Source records
"""

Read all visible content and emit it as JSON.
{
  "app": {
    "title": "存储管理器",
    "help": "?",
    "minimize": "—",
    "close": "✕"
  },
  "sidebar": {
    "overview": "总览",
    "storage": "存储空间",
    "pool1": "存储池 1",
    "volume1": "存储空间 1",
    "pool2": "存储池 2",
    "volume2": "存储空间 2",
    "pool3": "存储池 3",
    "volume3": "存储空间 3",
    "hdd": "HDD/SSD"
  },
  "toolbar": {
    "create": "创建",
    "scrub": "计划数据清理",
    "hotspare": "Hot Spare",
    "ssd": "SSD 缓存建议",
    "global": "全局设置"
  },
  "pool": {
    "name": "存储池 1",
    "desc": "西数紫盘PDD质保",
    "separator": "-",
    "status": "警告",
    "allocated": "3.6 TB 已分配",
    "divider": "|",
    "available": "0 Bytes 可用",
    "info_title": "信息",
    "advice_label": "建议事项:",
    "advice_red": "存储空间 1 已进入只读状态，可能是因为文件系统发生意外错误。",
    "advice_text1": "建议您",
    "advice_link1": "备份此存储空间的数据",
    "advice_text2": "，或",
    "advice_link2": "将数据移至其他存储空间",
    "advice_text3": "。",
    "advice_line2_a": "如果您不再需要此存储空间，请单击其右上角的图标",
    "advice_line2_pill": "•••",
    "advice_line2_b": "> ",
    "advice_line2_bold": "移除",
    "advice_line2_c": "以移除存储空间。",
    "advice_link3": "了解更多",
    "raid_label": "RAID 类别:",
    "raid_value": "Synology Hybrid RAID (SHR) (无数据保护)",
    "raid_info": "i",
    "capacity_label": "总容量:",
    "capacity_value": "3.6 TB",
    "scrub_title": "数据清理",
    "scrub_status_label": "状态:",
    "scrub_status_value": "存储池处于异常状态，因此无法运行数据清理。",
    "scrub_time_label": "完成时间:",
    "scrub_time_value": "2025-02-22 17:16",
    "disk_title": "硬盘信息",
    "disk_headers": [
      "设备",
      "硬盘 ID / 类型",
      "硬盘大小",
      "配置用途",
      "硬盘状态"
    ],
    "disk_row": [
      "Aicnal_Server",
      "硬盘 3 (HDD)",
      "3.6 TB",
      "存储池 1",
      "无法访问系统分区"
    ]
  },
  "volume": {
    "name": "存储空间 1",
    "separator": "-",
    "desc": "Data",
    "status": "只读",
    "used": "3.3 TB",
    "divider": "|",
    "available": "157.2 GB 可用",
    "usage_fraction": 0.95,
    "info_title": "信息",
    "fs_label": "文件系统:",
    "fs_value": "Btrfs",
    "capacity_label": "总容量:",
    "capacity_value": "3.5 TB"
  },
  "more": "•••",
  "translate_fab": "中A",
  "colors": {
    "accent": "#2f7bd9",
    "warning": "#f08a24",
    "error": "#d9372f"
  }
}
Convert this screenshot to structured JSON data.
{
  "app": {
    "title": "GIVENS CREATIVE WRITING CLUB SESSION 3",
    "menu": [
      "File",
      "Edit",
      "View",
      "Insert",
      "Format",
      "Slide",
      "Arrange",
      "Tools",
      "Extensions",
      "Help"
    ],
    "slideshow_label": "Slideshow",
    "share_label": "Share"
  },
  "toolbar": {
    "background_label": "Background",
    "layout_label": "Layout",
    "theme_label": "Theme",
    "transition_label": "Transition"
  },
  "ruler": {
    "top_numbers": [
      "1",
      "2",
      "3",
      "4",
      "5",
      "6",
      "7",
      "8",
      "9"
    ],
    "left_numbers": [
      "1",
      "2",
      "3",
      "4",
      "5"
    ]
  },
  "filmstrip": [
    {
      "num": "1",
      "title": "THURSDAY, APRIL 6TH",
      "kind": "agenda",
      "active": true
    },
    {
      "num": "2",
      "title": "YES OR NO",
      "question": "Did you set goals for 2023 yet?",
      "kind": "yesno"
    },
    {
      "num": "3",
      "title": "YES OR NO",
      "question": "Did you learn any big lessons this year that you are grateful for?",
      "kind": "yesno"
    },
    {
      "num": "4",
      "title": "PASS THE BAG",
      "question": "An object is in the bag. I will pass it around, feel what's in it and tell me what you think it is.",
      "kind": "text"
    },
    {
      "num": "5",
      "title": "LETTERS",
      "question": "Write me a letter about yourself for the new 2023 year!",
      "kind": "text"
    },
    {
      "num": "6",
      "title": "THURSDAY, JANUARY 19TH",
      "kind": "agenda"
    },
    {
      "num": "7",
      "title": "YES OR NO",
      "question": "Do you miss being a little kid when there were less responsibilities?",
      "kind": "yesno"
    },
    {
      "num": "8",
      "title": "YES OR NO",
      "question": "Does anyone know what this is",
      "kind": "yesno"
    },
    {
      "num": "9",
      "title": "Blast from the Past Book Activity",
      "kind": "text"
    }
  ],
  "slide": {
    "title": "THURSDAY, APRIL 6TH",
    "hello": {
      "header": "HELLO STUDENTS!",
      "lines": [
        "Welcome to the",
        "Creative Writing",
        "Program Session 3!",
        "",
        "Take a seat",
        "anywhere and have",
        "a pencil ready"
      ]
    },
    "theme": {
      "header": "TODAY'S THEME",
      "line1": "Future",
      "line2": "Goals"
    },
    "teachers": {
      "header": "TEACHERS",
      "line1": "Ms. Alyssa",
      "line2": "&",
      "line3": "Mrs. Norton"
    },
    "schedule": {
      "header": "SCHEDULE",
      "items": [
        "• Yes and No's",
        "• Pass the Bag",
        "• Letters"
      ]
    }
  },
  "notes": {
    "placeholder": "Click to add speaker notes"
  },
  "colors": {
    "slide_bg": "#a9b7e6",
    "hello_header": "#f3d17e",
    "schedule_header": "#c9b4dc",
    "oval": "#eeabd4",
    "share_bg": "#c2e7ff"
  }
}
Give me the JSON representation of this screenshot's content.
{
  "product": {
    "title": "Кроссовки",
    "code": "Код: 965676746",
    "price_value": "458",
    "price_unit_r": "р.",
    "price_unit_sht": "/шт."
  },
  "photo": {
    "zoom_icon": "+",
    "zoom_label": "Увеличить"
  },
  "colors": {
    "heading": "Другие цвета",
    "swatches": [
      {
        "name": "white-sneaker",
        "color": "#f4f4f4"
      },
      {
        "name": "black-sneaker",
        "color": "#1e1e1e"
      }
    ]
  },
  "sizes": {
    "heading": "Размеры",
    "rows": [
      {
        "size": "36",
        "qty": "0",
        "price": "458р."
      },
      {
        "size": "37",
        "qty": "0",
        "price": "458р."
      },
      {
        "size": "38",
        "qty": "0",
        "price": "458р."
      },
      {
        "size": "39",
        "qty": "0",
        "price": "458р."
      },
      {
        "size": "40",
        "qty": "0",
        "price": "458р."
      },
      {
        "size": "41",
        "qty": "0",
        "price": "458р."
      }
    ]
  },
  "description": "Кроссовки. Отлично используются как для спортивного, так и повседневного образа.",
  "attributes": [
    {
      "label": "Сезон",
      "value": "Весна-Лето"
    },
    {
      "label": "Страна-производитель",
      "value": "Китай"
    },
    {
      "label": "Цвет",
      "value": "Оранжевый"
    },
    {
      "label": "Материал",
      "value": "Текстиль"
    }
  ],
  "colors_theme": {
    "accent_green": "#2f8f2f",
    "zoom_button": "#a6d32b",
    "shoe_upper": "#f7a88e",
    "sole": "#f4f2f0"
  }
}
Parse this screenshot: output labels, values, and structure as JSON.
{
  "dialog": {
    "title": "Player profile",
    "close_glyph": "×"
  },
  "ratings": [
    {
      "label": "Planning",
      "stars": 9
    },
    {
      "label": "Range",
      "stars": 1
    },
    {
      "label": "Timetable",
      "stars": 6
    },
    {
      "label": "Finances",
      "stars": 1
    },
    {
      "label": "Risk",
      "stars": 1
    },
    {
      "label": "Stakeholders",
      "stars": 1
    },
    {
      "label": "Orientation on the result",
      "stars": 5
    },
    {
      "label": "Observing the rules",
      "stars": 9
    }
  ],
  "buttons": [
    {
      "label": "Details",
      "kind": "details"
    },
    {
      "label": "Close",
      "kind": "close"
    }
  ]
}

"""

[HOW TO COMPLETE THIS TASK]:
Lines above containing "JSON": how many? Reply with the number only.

[ANSWER SPACE]:
4